» Information given

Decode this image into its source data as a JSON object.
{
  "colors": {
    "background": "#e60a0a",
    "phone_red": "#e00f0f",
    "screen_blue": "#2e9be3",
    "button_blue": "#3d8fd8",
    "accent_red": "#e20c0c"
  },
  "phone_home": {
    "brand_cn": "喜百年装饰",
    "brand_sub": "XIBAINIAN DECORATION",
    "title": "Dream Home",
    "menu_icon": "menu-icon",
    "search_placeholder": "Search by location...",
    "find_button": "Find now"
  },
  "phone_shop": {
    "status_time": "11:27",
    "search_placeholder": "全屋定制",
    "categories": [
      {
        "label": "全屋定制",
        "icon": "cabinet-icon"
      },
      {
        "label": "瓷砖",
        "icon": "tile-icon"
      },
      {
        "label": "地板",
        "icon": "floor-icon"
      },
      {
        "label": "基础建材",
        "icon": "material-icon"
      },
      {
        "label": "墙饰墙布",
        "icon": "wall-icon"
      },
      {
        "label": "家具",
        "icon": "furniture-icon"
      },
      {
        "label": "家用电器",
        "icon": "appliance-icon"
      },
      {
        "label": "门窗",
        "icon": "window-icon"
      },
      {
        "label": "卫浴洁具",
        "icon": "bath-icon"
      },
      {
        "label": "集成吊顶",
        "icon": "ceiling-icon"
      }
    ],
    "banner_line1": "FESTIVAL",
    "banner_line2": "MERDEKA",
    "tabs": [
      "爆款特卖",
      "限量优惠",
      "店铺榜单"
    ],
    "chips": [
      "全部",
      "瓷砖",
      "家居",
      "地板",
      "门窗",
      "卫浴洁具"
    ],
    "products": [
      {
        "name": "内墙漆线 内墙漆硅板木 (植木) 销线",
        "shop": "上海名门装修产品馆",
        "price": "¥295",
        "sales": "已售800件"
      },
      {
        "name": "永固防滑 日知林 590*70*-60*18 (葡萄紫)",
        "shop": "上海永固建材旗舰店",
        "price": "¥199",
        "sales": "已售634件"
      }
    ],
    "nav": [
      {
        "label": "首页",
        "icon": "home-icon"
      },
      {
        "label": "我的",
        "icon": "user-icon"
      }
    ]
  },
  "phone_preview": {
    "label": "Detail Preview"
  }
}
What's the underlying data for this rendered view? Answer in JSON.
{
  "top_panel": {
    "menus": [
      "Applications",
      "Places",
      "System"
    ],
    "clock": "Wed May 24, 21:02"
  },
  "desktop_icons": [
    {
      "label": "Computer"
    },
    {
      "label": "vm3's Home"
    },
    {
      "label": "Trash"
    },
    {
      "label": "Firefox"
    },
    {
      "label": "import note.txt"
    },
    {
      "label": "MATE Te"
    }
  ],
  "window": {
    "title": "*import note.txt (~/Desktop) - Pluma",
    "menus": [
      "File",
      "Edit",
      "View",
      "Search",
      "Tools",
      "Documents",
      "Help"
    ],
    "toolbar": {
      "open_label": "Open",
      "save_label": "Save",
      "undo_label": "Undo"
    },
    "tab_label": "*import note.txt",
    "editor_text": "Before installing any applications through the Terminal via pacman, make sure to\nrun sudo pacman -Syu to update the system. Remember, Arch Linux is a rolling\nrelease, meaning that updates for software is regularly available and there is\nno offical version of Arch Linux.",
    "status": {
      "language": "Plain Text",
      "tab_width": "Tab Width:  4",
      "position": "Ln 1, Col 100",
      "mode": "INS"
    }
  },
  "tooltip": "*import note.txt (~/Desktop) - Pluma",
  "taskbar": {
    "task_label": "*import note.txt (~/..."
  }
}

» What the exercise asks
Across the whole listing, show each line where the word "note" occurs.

» Reply
      "label": "import note.txt"
    "title": "*import note.txt (~/Desktop) - Pluma",
    "tab_label": "*import note.txt",
  "tooltip": "*import note.txt (~/Desktop) - Pluma",
    "task_label": "*import note.txt (~/..."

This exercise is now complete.